John Collier's edgy, sardonic tales are works of rare wit, curious insight, and scary implication. They stand out as one of the pinnacles in the critically neglected but perennially popular tradition of weird writing that includes E.T.A. Hoffmann and Charles Dickens as well as more recent masters like Jorge Luis Borges and Roald Dahl. With a cast of characters that ranges from man-eating flora to disgruntled devils and suburban salarymen (not that it's always easy to tell one from another), Collier's dazzling stories explore the implacable logic of lunacy, revealing a surreal landscape whose unstable surface is depth-charged with surprise.
John Henry Noyes Collier (1901–1980) was a British-born author and screenplay writer best known for his short stories, many of which appeared in The New Yorker from the 1930s to the 1950s. They were collected in a 1951 volume, Fancies and Goodnights, which is still in print. Individual stories are frequently anthologized in fantasy collections. John Collier's writing has been praised by authors such as Anthony Burgess, Ray Bradbury, Roald Dahl, Neil Gaiman, Michael Chabon and Paul Theroux. He was married to early silent film actress Shirley Palmer.
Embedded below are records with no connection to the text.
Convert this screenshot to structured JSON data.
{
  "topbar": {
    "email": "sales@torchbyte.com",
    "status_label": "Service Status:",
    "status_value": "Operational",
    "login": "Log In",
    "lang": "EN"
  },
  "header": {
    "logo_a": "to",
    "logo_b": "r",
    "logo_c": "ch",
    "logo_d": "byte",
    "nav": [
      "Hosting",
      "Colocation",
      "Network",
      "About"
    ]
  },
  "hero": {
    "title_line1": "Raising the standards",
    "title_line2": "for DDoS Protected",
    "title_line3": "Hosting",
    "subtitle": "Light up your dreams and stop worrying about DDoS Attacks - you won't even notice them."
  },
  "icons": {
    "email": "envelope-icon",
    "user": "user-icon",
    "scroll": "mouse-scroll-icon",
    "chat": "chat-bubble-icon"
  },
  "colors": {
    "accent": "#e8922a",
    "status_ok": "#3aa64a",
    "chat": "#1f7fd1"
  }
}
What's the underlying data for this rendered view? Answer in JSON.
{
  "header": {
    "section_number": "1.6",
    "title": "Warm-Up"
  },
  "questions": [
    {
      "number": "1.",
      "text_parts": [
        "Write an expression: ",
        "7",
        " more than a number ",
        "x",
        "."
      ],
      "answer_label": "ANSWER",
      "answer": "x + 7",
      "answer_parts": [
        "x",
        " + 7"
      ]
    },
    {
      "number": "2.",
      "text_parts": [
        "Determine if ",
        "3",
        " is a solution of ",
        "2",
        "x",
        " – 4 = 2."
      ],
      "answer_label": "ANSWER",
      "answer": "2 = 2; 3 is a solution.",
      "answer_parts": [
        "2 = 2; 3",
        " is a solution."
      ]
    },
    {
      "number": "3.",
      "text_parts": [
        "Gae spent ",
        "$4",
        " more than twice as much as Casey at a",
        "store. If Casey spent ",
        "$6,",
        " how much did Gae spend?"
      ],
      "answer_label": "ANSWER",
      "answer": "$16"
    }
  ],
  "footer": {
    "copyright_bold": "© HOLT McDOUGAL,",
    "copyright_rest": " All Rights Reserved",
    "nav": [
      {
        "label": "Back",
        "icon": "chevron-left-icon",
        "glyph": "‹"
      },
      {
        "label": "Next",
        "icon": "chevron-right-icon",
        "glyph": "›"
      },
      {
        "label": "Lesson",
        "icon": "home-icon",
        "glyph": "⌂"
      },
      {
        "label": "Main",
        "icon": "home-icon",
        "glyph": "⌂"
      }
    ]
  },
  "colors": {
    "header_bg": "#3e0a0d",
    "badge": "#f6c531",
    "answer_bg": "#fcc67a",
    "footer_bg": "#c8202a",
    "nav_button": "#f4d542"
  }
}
His second marriage in 1942 was to New York actress Beth Kay (Margaret Elizabeth Eke). They divorced a decade later. He had one child, a son, from his third ... (more)